  • font-family, font-size, font-style, font-variant and font-weight
  • width and height
  • scale, rotate, skew

Most of these properties can be applied as part of an SVG style, and if you come from a CSS background, that’s probably the easiest way to approach the code. I’ve used those that must appear in attribute form in the code sample below:

<svg width="300" height="170" style="float: left">
	<rect x="10" y="5" rx="15" width="280" height="160" style="fill: #a73838; fill-opacity: 0.65; stroke: #000; stroke-width: 10; stroke-dasharray: 22, 2, 2; ry: 15;"/>
	<text x="130" y="115" fill="yellow" font-size="100" style="font-family: Blue Highway, Arial Black, sans-serif; stroke: black; stroke-width: 2;">SVG</text>
</svg><p>Test paragraph</p>

Produces what you see here: SVG

Gradients are substantially different between CSS and SVG, enough to require their own article.

Note that we don’t have to specify units in SVG, at least in the code I’ve shown here: pixels are always assumed.

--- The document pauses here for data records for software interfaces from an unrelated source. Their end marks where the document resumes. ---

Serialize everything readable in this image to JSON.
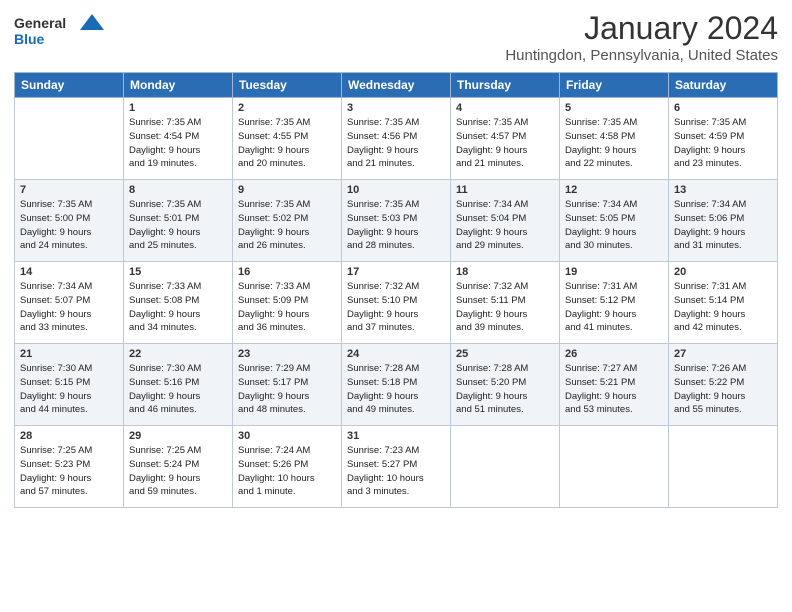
{
  "header": {
    "logo_line1": "General",
    "logo_line2": "Blue",
    "month": "January 2024",
    "location": "Huntingdon, Pennsylvania, United States"
  },
  "days_of_week": [
    "Sunday",
    "Monday",
    "Tuesday",
    "Wednesday",
    "Thursday",
    "Friday",
    "Saturday"
  ],
  "weeks": [
    [
      {
        "day": "",
        "content": ""
      },
      {
        "day": "1",
        "content": "Sunrise: 7:35 AM\nSunset: 4:54 PM\nDaylight: 9 hours\nand 19 minutes."
      },
      {
        "day": "2",
        "content": "Sunrise: 7:35 AM\nSunset: 4:55 PM\nDaylight: 9 hours\nand 20 minutes."
      },
      {
        "day": "3",
        "content": "Sunrise: 7:35 AM\nSunset: 4:56 PM\nDaylight: 9 hours\nand 21 minutes."
      },
      {
        "day": "4",
        "content": "Sunrise: 7:35 AM\nSunset: 4:57 PM\nDaylight: 9 hours\nand 21 minutes."
      },
      {
        "day": "5",
        "content": "Sunrise: 7:35 AM\nSunset: 4:58 PM\nDaylight: 9 hours\nand 22 minutes."
      },
      {
        "day": "6",
        "content": "Sunrise: 7:35 AM\nSunset: 4:59 PM\nDaylight: 9 hours\nand 23 minutes."
      }
    ],
    [
      {
        "day": "7",
        "content": "Sunrise: 7:35 AM\nSunset: 5:00 PM\nDaylight: 9 hours\nand 24 minutes."
      },
      {
        "day": "8",
        "content": "Sunrise: 7:35 AM\nSunset: 5:01 PM\nDaylight: 9 hours\nand 25 minutes."
      },
      {
        "day": "9",
        "content": "Sunrise: 7:35 AM\nSunset: 5:02 PM\nDaylight: 9 hours\nand 26 minutes."
      },
      {
        "day": "10",
        "content": "Sunrise: 7:35 AM\nSunset: 5:03 PM\nDaylight: 9 hours\nand 28 minutes."
      },
      {
        "day": "11",
        "content": "Sunrise: 7:34 AM\nSunset: 5:04 PM\nDaylight: 9 hours\nand 29 minutes."
      },
      {
        "day": "12",
        "content": "Sunrise: 7:34 AM\nSunset: 5:05 PM\nDaylight: 9 hours\nand 30 minutes."
      },
      {
        "day": "13",
        "content": "Sunrise: 7:34 AM\nSunset: 5:06 PM\nDaylight: 9 hours\nand 31 minutes."
      }
    ],
    [
      {
        "day": "14",
        "content": "Sunrise: 7:34 AM\nSunset: 5:07 PM\nDaylight: 9 hours\nand 33 minutes."
      },
      {
        "day": "15",
        "content": "Sunrise: 7:33 AM\nSunset: 5:08 PM\nDaylight: 9 hours\nand 34 minutes."
      },
      {
        "day": "16",
        "content": "Sunrise: 7:33 AM\nSunset: 5:09 PM\nDaylight: 9 hours\nand 36 minutes."
      },
      {
        "day": "17",
        "content": "Sunrise: 7:32 AM\nSunset: 5:10 PM\nDaylight: 9 hours\nand 37 minutes."
      },
      {
        "day": "18",
        "content": "Sunrise: 7:32 AM\nSunset: 5:11 PM\nDaylight: 9 hours\nand 39 minutes."
      },
      {
        "day": "19",
        "content": "Sunrise: 7:31 AM\nSunset: 5:12 PM\nDaylight: 9 hours\nand 41 minutes."
      },
      {
        "day": "20",
        "content": "Sunrise: 7:31 AM\nSunset: 5:14 PM\nDaylight: 9 hours\nand 42 minutes."
      }
    ],
    [
      {
        "day": "21",
        "content": "Sunrise: 7:30 AM\nSunset: 5:15 PM\nDaylight: 9 hours\nand 44 minutes."
      },
      {
        "day": "22",
        "content": "Sunrise: 7:30 AM\nSunset: 5:16 PM\nDaylight: 9 hours\nand 46 minutes."
      },
      {
        "day": "23",
        "content": "Sunrise: 7:29 AM\nSunset: 5:17 PM\nDaylight: 9 hours\nand 48 minutes."
      },
      {
        "day": "24",
        "content": "Sunrise: 7:28 AM\nSunset: 5:18 PM\nDaylight: 9 hours\nand 49 minutes."
      },
      {
        "day": "25",
        "content": "Sunrise: 7:28 AM\nSunset: 5:20 PM\nDaylight: 9 hours\nand 51 minutes."
      },
      {
        "day": "26",
        "content": "Sunrise: 7:27 AM\nSunset: 5:21 PM\nDaylight: 9 hours\nand 53 minutes."
      },
      {
        "day": "27",
        "content": "Sunrise: 7:26 AM\nSunset: 5:22 PM\nDaylight: 9 hours\nand 55 minutes."
      }
    ],
    [
      {
        "day": "28",
        "content": "Sunrise: 7:25 AM\nSunset: 5:23 PM\nDaylight: 9 hours\nand 57 minutes."
      },
      {
        "day": "29",
        "content": "Sunrise: 7:25 AM\nSunset: 5:24 PM\nDaylight: 9 hours\nand 59 minutes."
      },
      {
        "day": "30",
        "content": "Sunrise: 7:24 AM\nSunset: 5:26 PM\nDaylight: 10 hours\nand 1 minute."
      },
      {
        "day": "31",
        "content": "Sunrise: 7:23 AM\nSunset: 5:27 PM\nDaylight: 10 hours\nand 3 minutes."
      },
      {
        "day": "",
        "content": ""
      },
      {
        "day": "",
        "content": ""
      },
      {
        "day": "",
        "content": ""
      }
    ]
  ]
}
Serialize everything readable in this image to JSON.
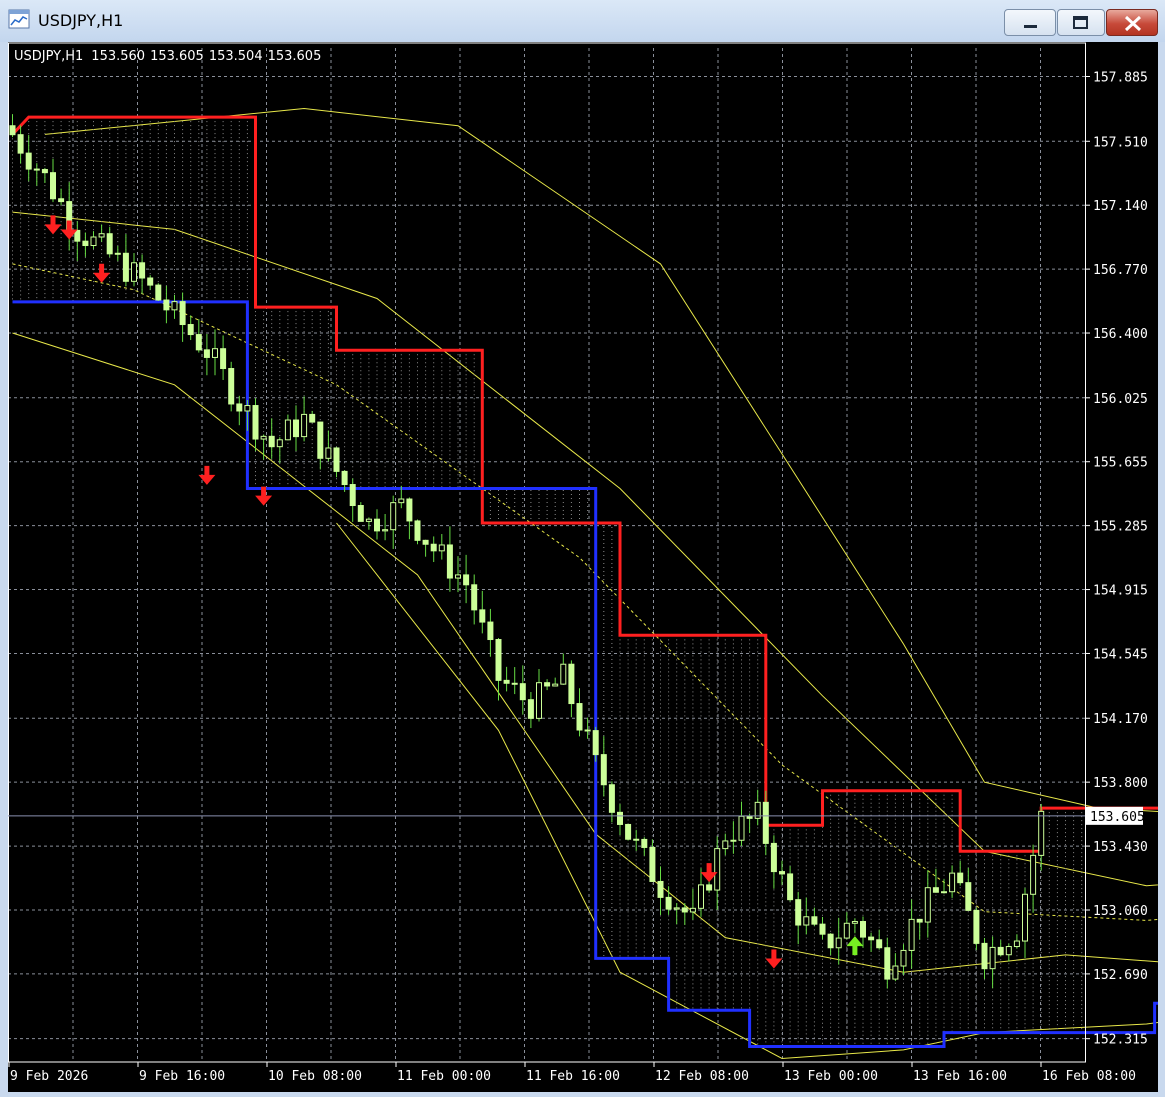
{
  "window": {
    "title": "USDJPY,H1"
  },
  "chart_data": {
    "type": "candlestick",
    "symbol_label": "USDJPY,H1",
    "ohlc_header": {
      "open": "153.560",
      "high": "153.605",
      "low": "153.504",
      "close": "153.605"
    },
    "current_price": "153.605",
    "current_price_value": 153.605,
    "ylim": [
      152.18,
      158.05
    ],
    "y_ticks": [
      "157.885",
      "157.510",
      "157.140",
      "156.770",
      "156.400",
      "156.025",
      "155.655",
      "155.285",
      "154.915",
      "154.545",
      "154.170",
      "153.800",
      "153.430",
      "153.060",
      "152.690",
      "152.315"
    ],
    "x_ticks": [
      "9 Feb 2026",
      "9 Feb 16:00",
      "10 Feb 08:00",
      "11 Feb 00:00",
      "11 Feb 16:00",
      "12 Feb 08:00",
      "13 Feb 00:00",
      "13 Feb 16:00",
      "16 Feb 08:00"
    ],
    "bars": 128,
    "grid": true,
    "colors": {
      "background": "#000000",
      "grid": "#8a8f9a",
      "candle": "#ccff99",
      "wick": "#66dd44",
      "upper_stop": "#ff2020",
      "lower_stop": "#2030ff",
      "band": "#e8e84a",
      "arrow_down": "#ff2020",
      "arrow_up": "#77ee22",
      "axis_text": "#ffffff",
      "price_line": "#8a8fb0"
    },
    "close_anchors": [
      [
        0,
        157.55
      ],
      [
        4,
        157.3
      ],
      [
        8,
        157.0
      ],
      [
        12,
        156.85
      ],
      [
        16,
        156.7
      ],
      [
        20,
        156.5
      ],
      [
        24,
        156.3
      ],
      [
        28,
        156.0
      ],
      [
        32,
        155.75
      ],
      [
        36,
        155.9
      ],
      [
        40,
        155.6
      ],
      [
        44,
        155.3
      ],
      [
        48,
        155.4
      ],
      [
        52,
        155.15
      ],
      [
        56,
        154.95
      ],
      [
        60,
        154.4
      ],
      [
        64,
        154.25
      ],
      [
        68,
        154.4
      ],
      [
        72,
        153.9
      ],
      [
        76,
        153.5
      ],
      [
        80,
        153.2
      ],
      [
        84,
        153.0
      ],
      [
        88,
        153.5
      ],
      [
        92,
        153.6
      ],
      [
        96,
        153.1
      ],
      [
        100,
        152.85
      ],
      [
        104,
        153.0
      ],
      [
        108,
        152.75
      ],
      [
        112,
        153.05
      ],
      [
        116,
        153.25
      ],
      [
        120,
        152.8
      ],
      [
        124,
        152.95
      ],
      [
        127,
        153.6
      ]
    ],
    "upper_stop_steps": [
      [
        0,
        157.55
      ],
      [
        2,
        157.65
      ],
      [
        30,
        157.65
      ],
      [
        30,
        156.55
      ],
      [
        40,
        156.55
      ],
      [
        40,
        156.3
      ],
      [
        58,
        156.3
      ],
      [
        58,
        155.3
      ],
      [
        75,
        155.3
      ],
      [
        75,
        154.65
      ],
      [
        93,
        154.65
      ],
      [
        93,
        153.55
      ],
      [
        100,
        153.55
      ],
      [
        100,
        153.75
      ],
      [
        117,
        153.75
      ],
      [
        117,
        153.4
      ],
      [
        127,
        153.4
      ],
      [
        127,
        153.65
      ],
      [
        155,
        153.65
      ]
    ],
    "lower_stop_steps": [
      [
        0,
        156.58
      ],
      [
        29,
        156.58
      ],
      [
        29,
        155.5
      ],
      [
        72,
        155.5
      ],
      [
        72,
        152.78
      ],
      [
        81,
        152.78
      ],
      [
        81,
        152.48
      ],
      [
        91,
        152.48
      ],
      [
        91,
        152.27
      ],
      [
        115,
        152.27
      ],
      [
        115,
        152.35
      ],
      [
        141,
        152.35
      ],
      [
        141,
        152.52
      ],
      [
        153,
        152.52
      ]
    ],
    "band_upper_outer": [
      [
        4,
        157.55
      ],
      [
        36,
        157.7
      ],
      [
        55,
        157.6
      ],
      [
        80,
        156.8
      ],
      [
        95,
        155.7
      ],
      [
        110,
        154.6
      ],
      [
        120,
        153.8
      ],
      [
        134,
        153.65
      ],
      [
        153,
        153.6
      ]
    ],
    "band_upper_inner": [
      [
        0,
        157.1
      ],
      [
        20,
        157.0
      ],
      [
        45,
        156.6
      ],
      [
        75,
        155.5
      ],
      [
        100,
        154.3
      ],
      [
        120,
        153.4
      ],
      [
        140,
        153.2
      ],
      [
        153,
        153.25
      ]
    ],
    "band_mid": [
      [
        0,
        156.8
      ],
      [
        15,
        156.65
      ],
      [
        40,
        156.1
      ],
      [
        70,
        155.1
      ],
      [
        95,
        153.9
      ],
      [
        120,
        153.05
      ],
      [
        140,
        153.0
      ],
      [
        153,
        153.05
      ]
    ],
    "band_lower_inner": [
      [
        0,
        156.4
      ],
      [
        20,
        156.1
      ],
      [
        50,
        155.0
      ],
      [
        72,
        153.5
      ],
      [
        88,
        152.9
      ],
      [
        110,
        152.7
      ],
      [
        130,
        152.8
      ],
      [
        153,
        152.72
      ]
    ],
    "band_lower_outer": [
      [
        40,
        155.3
      ],
      [
        60,
        154.1
      ],
      [
        75,
        152.7
      ],
      [
        95,
        152.2
      ],
      [
        110,
        152.25
      ],
      [
        120,
        152.35
      ],
      [
        140,
        152.4
      ],
      [
        153,
        152.48
      ]
    ],
    "signals": [
      {
        "bar": 5,
        "price": 157.0,
        "dir": "down"
      },
      {
        "bar": 7,
        "price": 156.97,
        "dir": "down"
      },
      {
        "bar": 11,
        "price": 156.72,
        "dir": "down"
      },
      {
        "bar": 24,
        "price": 155.55,
        "dir": "down"
      },
      {
        "bar": 31,
        "price": 155.43,
        "dir": "down"
      },
      {
        "bar": 86,
        "price": 153.25,
        "dir": "down"
      },
      {
        "bar": 94,
        "price": 152.75,
        "dir": "down"
      },
      {
        "bar": 104,
        "price": 152.88,
        "dir": "up"
      }
    ]
  }
}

You should not come away from this article convinced that styles in SVG are simply “CSS done another way”. SVG provides many controls – as you can see, SVG strokes can include many forms of customized dashes, without any of the complications of CSS3’s border-image – but this should be enough to get you started in styling your SVG content.

Enjoy this piece? I invite you to follow me at twitter.com/dudleystorey to learn more.